Walker wrote that he concurs with the conclusions and recommendations of human resources, and he expressed a commitment to find other jobs for Bopp and McMahon.
However, Johnson wrote, "From start to finish, it has been clear to me that this was not going to be a full, fair and impartial investigation."
His press release sounded similar in language and content to an interview that Johnson's attorney, Rick Cohen of Phoenix, conducted with the Miner Thursday evening.
Johnson, who could not be reached for comment after he issued the press release, has said he is paying for Cohen out of his own pocket.
Johnson wrote that Riches did not want to speak to two witnesses because they were both viewed as friends and one did not work for the county.
At the same time, Riches "felt it was entirely appropriate" to speak to Bopp and McMahon, the mother and brother of one of the women (Bopp) and a former employee who had not worked in his Lake Havasu City office for a long period of time.
"To this date, Mr.

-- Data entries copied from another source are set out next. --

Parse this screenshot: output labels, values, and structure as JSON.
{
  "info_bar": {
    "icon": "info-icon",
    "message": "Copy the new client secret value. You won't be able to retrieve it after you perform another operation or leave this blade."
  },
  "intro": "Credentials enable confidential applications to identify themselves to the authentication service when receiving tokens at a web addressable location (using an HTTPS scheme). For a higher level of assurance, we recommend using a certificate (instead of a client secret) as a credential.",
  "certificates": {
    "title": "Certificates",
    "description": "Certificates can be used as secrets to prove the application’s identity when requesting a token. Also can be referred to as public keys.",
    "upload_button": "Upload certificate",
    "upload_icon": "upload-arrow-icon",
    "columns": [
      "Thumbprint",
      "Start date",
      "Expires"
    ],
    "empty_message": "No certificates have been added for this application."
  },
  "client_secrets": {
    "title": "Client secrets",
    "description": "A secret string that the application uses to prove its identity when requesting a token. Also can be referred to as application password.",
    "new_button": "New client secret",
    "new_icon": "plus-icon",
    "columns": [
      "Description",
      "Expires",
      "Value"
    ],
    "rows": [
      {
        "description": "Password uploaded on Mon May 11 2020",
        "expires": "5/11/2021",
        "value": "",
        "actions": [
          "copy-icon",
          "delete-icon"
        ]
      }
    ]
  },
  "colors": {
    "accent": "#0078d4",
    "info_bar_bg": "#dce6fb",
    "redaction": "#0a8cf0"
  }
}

Riches has still chosen not to speak to one of the witnesses, despite the fact that he was advised that she has documented evidence, which would refute the harassment claims against me," Johnson wrote.
"As to the other witness we provided, he finally spoke to her for a matter of a few minutes, but never even asked her about the specific incidents which would reflect that sexual harassment did not occur."
Johnson wrote that 99 percent of Riches' reports "contain nothing more than the allegations that had been leveled against me.
There is no mention of any defenses that were presented or the evidence, which supports those defenses."
Without identifying her by name, Johnson wrote that he has known Bopp for 10 years and worked with her for five years.
"During the past two years and until very recently, we developed a consensual sexual relationship," he wrote.
"Looking back, it was not good judgment on my part to have a relationship with someone with whom I was working.
Our relationship, however, did not violate County policy."
Bopp could not be reached for comment.
The letter to her from Riches acknowledged that she had a relationship with Johnson but broke it off last spring.
Johnson wrote that he has documented evidence to confirm the relationship, vacationed with Bopp to Mexico and took a trip to California to visit Bopp and her family.
"I have documents in which she expressed her strong affection for me," Johnson wrote.
"Ironically, even after she filed her grievance against me, she called me and left a message on my answering machine that she just wanted to say hi and was sorry."
Johnson concluded, "At this point, I can only speculate as to why this investigation was conducted in the manner it was.
I do know, however, that there was no real effort to gather all the relevant information to get to the truth.
For that reason, I am asking the County Attorney to provide me with basic rights of due process and permit me to have a full, complete and public hearing at which all of the relevant evidence can be presented in the light of day.
I certainly hope and anticipate that Mr.
Eckstrom (sic) will provide that opportunity."
Ekstrom could not be reached for comment Friday.